Not only does the financial market function differently from the cement market, but in Romania it has never seen a competition investigation, while the cement market has, and witnessed the highest cartel fine in the country so far: the EUR 27 million levied on Holcim, Lafarge and Carpatcement in 2005. The latter had the decision overturned, remembers Georgiana Harapcea, head of the competition practice at law firm Nestor Nestor Diculescu Kingston Petersen (NNDKP).
While both Harapcea and Grigorescu agree it is the CC's duty to conduct such investigations, Paun thinks the council has no business getting itself involved in investigating such issues. “If the NBR has a problem with speculative attacks it should try to deal with them through administrative measures, or better yet, together with the government, impose economic policies which will not invite such attacks to begin with! Did the Bank of England investigate George Soros when he successfully attacked the British Pound in
1992? Should all those speculating against the RON be investigated?” argues Paun.
The signal transmitted is that this is a market subject to competition rules, in which the authority exercises the duties conferred by the law, and the market players cooperate with the authority for this purpose, says Harapcea.
Participation in cartels is a reality not only in Romania, but also in the rest of Europe. “The level of fines levied by the European Commission is increasing as the activity to track down and punish cartel behavior has intensified. The banking sectors in several other European jurisdictions have been investigated and heavily fined so far, a bank cartel in Romania would thus not be a novelty,” says Grigorescu. “Such actions are commonplace within all developed countries, thus reducing the element of surprise that this might have on the foreign investors to a minimum,” says the NNDKP representative.

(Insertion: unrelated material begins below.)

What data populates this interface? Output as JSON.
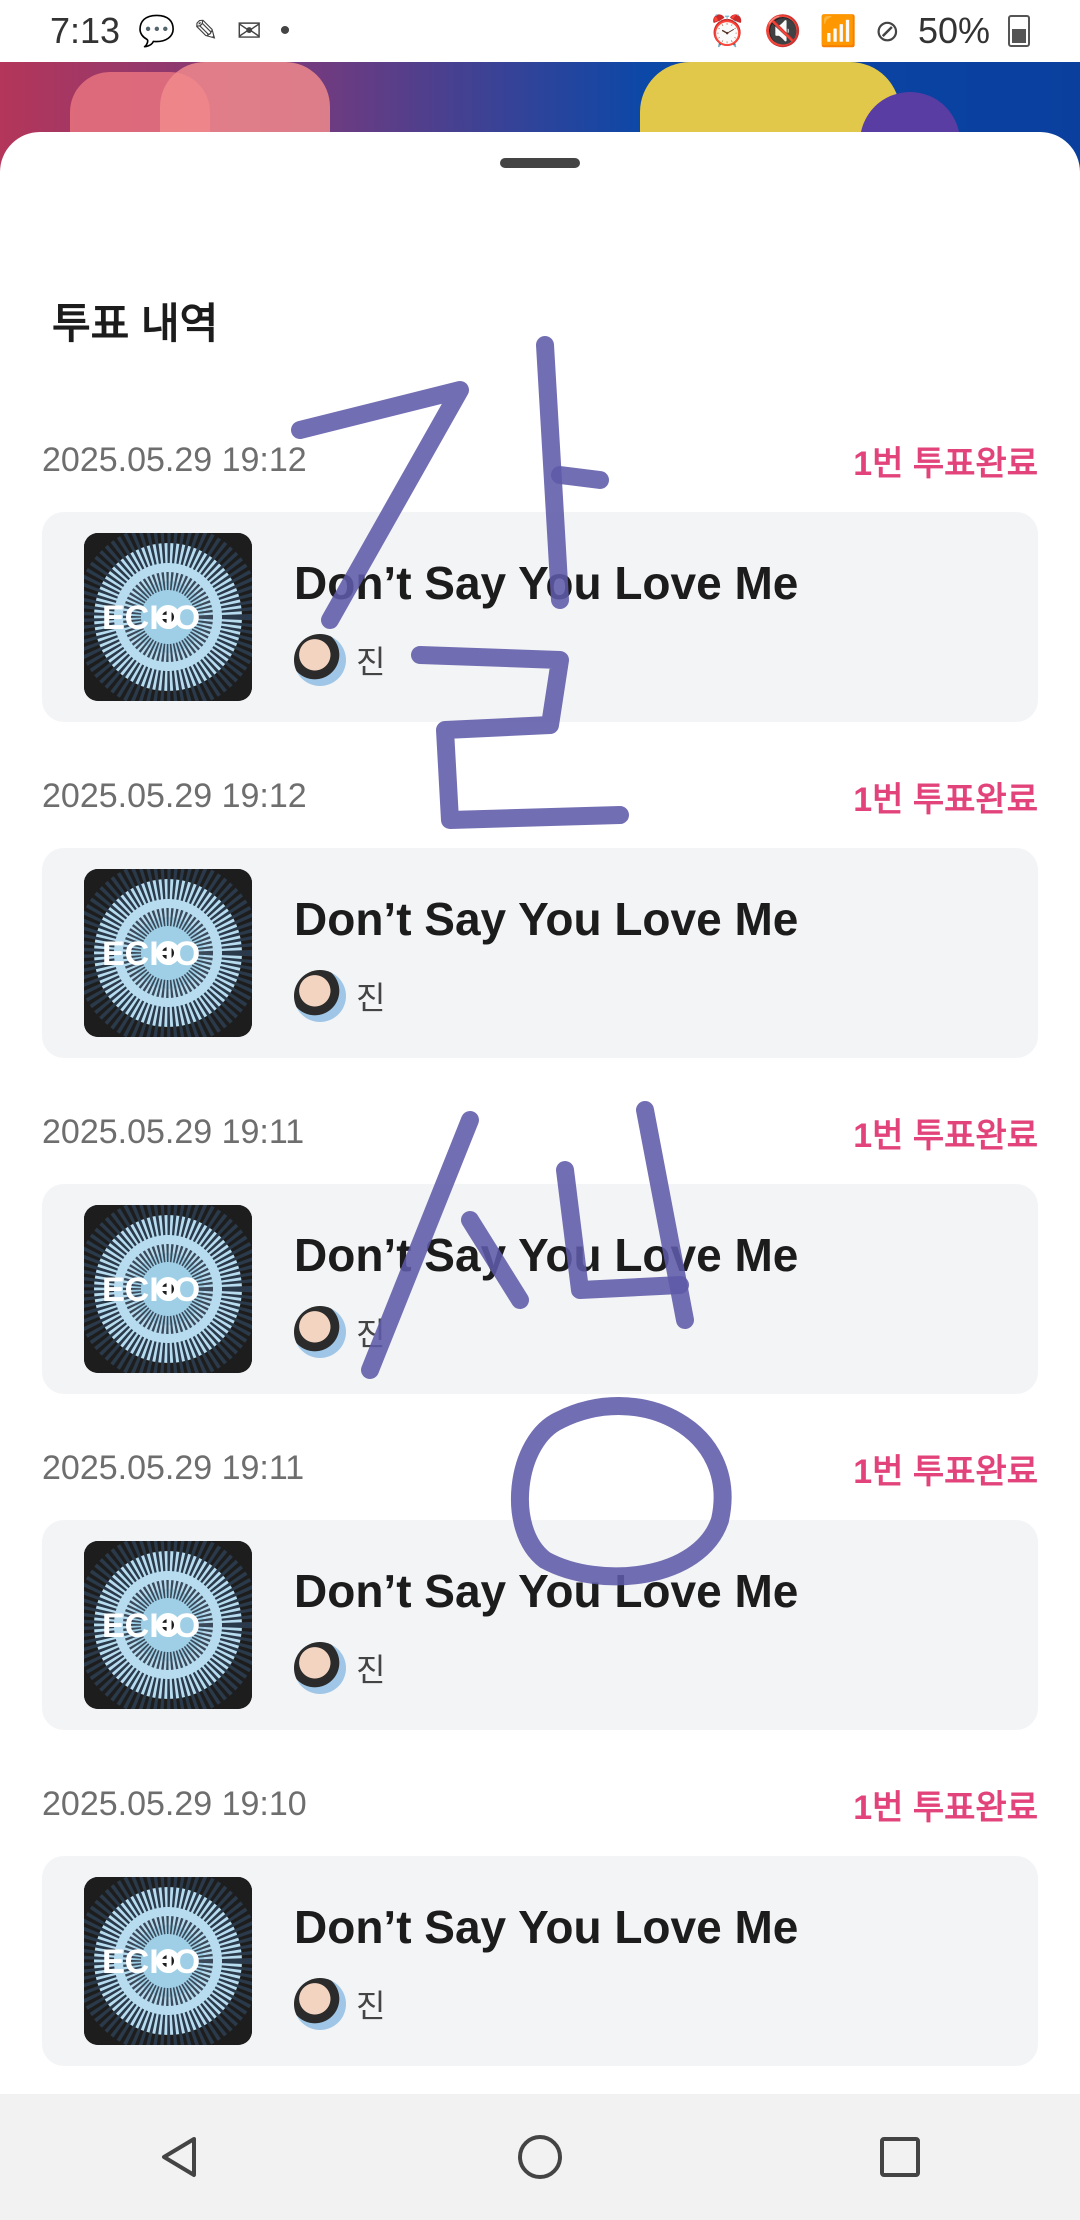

The fines levied so far in other member states and at EU level, such as the Lombard Club case, in which fines totaling EUR 124 million were initially imposed on eight Austrian banks, clearly demonstrate that the competition authorities take such matters seriously, argues Catalin Grigorescu. Apart from the Lombard case in 2002, Harapcea remembers the European Commission's sector inquiry into retail banking, which confirmed in January 2007 the existence of certain competition concerns in the markets for payment cards, payment systems and retail banking products, as well as business insurance.
On the other hand, Matei Paun of BAC believes the situation should certainly raise our eyebrows in terms of politically motivated witch hunts. “It puts into question the objectivity and independence of the Competition Council when it appears that their actions are dictated by an agenda imposed from the outside,” he says. The biggest problem he sees with this action is that it came within days of a supposed speculative attack on the local currency. “The opening of this investigation should not necessarily be correlated with the recent situation in the financial-banking sector,” believes Georgeta Harapcea.
Meanwhile, changes have occurred in UniCredit Tiriac Bank's treasury, as former treasury head Bogdan Mihoc, also head of the dealers' association in Romania, resigned last week and was replaced by Dorin Badea, former deputy chief of the bank's treasury.
By Corina Saceanu